One response that came up high in the results of the poll, What’s the Biggest Obstacle to Considering Consecrated Life, was a written-in answer that had a common thread:
- Fear of what others (especially family) will think of me
- Fear of disappointing family or parents
- Fear of disapproval or lack of understanding
All of these answers are about what others think and expect of us, especially family and loved ones. This fear is very understandable. But, being overly concerned or fearful about others’ opinions impinges on our freedom to discern. Yet in our discernments we are to consult with those who know us well. How are we supposed to take into account our family’s and friends’ advice when we are discerning something that they don’t expect, such as an unusual vocational choice? Should we even consult them?
Several Factors To Consider
1) Discerning our vocation is sacred, and if we truly feel that we might be called to religious life or priesthood, it’s important to discern it without letting our families’ or friends’ opinions prevent us from doing so. Our vocation is a sacred calling that is too important to let the resistance or disapproval of family and friends stand in the way of even exploring it. This doesn’t make it easy. But it is very freeing to seek our true calling, and if God is calling us to religious life or priesthood, he will give us the grace to work through our fears and all other obstacles.
2) When we are discerning, the people we seek advice from should above all be living a spiritual life, otherwise they may not understand or be able to support us in seeking God’s will. (Other qualities, such as wisdom and knowing us well, are helpful.
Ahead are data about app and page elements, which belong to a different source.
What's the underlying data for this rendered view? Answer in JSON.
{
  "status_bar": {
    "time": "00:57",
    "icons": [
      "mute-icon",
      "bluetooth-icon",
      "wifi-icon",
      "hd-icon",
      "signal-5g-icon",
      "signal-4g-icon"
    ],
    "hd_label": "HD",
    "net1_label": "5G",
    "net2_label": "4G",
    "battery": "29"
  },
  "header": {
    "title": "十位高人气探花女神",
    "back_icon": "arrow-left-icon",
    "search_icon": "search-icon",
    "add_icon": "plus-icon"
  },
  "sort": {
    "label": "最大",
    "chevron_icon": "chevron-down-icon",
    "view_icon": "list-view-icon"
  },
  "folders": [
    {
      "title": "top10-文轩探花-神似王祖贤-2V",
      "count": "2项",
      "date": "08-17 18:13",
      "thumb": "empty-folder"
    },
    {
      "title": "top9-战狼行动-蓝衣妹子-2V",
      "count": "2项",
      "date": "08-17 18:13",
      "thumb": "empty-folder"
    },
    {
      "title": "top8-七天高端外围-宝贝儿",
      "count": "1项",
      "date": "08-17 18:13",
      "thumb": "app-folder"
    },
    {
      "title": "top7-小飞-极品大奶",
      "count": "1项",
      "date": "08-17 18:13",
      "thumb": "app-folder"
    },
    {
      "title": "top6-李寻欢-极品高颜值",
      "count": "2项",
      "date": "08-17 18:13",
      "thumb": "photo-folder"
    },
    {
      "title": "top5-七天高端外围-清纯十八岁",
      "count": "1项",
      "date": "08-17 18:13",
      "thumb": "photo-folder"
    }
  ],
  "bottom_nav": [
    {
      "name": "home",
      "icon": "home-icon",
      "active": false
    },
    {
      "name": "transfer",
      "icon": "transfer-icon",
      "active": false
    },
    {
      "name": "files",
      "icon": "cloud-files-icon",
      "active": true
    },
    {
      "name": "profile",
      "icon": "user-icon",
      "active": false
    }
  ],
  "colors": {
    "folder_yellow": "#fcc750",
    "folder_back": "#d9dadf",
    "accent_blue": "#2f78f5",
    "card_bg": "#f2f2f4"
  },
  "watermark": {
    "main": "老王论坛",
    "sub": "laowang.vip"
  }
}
But above all, they must also desire that we follow God’s will.)
3) Seeking advice or counsel is not the same as seeking approval. In consulting others, we are looking for greater knowledge and insight about ourselves, our situation, and how God is inviting us, but we are not seeking to please the person we are consulting with.
4) To know our fears when we discern is really helpful because fear can help us to reflect and to bring our discernment to prayer. However, fear in itself is not a sufficient motivation to decide whether or not to discern something, especially when it’s something as important as a vocation. Instead, we can make our fear part of our discernment by exploring why we are afraid, and then, offering our fears to the Lord and moving forward.
If we feel the need to discern something which we know someone important in our life (such as a parent or friend) is probably going to disapprove, then we need to seek greater interior freedom. Becoming free is the hardest part of discerning! In these cases, it is really important to detach ourselves from others’ opinions about our discernment, so that we don’t allow fear to control us and so that we can more freely listen to God’s invitation. This detachment is often a gradual journey that happens as we discern and God’s call becomes clearer to us.
Sorting Through Others’ Opinions
Sorting through others’ opinions—whether favorable or unfavorable to our discernment—can sometimes be helpful in detaching ourselves from them. We may want to ask ourselves a few questions:
A) Why do we think they would oppose a particular decision? Are we just unsure, or are we pretty certain that they will be disappointed? Will the lack of support be permanent, or is it just that what we are discerning is new, and they will need time to get used to the idea?
B) If we are pretty sure that this person(s) will not understand or be disappointed in our decision, do we know why? For example, some parents are hesitant about their daughter becoming a sister because they think they will never see her again, and they love their daughter and want to stay close to her. (Different congregations have different practices about their sisters visiting their families, so this particular concern may not even be real.) At other times, a parent might resist a child trying to follow a certain career (such as becoming an actor or an artist) because they know how hard it is to earn a living in the arts, and they want their child to have security.
These kinds of questions can help us to see past our own fears into the real concerns of our loved ones—concerns that we need to think about and perhaps address with them, if and when we tell them about our discernment.
Discerning Our Vocation Is Sacred
Ideally, we’d want to share our vocational discernment at least in part with our family, because we want our family’s understanding and support throughout our life. But sometimes a parent or family member will be so resistant to a particular vocation that we simply need to wait to tell them about it until after we have completed our discernment.
Our vocation is a sacred calling that is too important to let the resistance or disapproval of family and friends stand in the way. Countless priests, brothers, and sisters had to go against their parents’ wishes to follow their vocation. (The family of Saint Thomas Aquinas’s family kidnapped and imprisoned him to prevent him from following his vocation in the Dominican Order.) This is not an easy path to walk, but if we possess sufficient maturity and have discerned well, it is more important to follow God’s call than to give in to our family’s opinions. Jesus himself called his disciples to leave their parents and families behind to follow him.
St. John Paul II had this to say about following one’s vocation:
“Do not be afraid of the radicalness of Christ’s demands, because Jesus, who loved us first, is prepared to give himself to you, as well as asking of you. If he asks much of you, it is because he knows you can give much.” – Sept. 8, 1992